■ Work order
From the entries below, gather each line containing the word "数据时间".

■ Supplied data
[Start of Attachment]

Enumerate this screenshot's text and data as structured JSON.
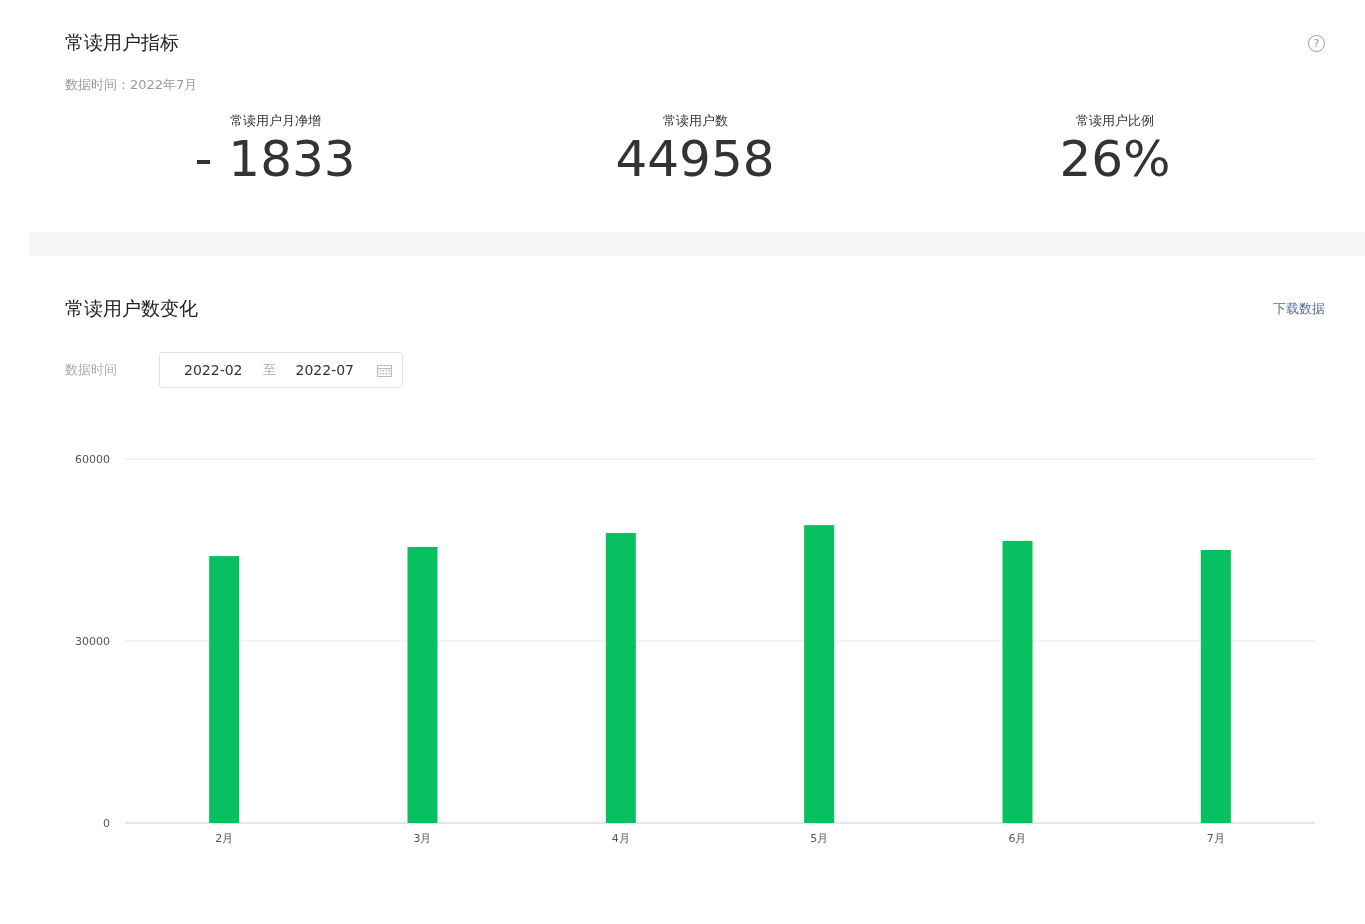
{
  "metrics_panel": {
    "title": "常读用户指标",
    "help": "?",
    "data_time": "数据时间：2022年7月",
    "metrics": [
      {
        "label": "常读用户月净增",
        "value": "- 1833"
      },
      {
        "label": "常读用户数",
        "value": "44958"
      },
      {
        "label": "常读用户比例",
        "value": "26%"
      }
    ]
  },
  "trend_panel": {
    "title": "常读用户数变化",
    "download_link": "下载数据",
    "filter_label": "数据时间",
    "date_range": {
      "start": "2022-02",
      "separator": "至",
      "end": "2022-07"
    },
    "chart_data": {
      "type": "bar",
      "categories": [
        "2月",
        "3月",
        "4月",
        "5月",
        "6月",
        "7月"
      ],
      "series": [
        {
          "color": "#07c160",
          "values": [
            44000,
            45500,
            47800,
            49100,
            46500,
            45000
          ]
        }
      ],
      "ylim": [
        0,
        60000
      ],
      "yticks": [
        0,
        30000,
        60000
      ]
    }
  }
}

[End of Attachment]

■ Finished task
    "data_time": "数据时间：2022年7月",
    "filter_label": "数据时间",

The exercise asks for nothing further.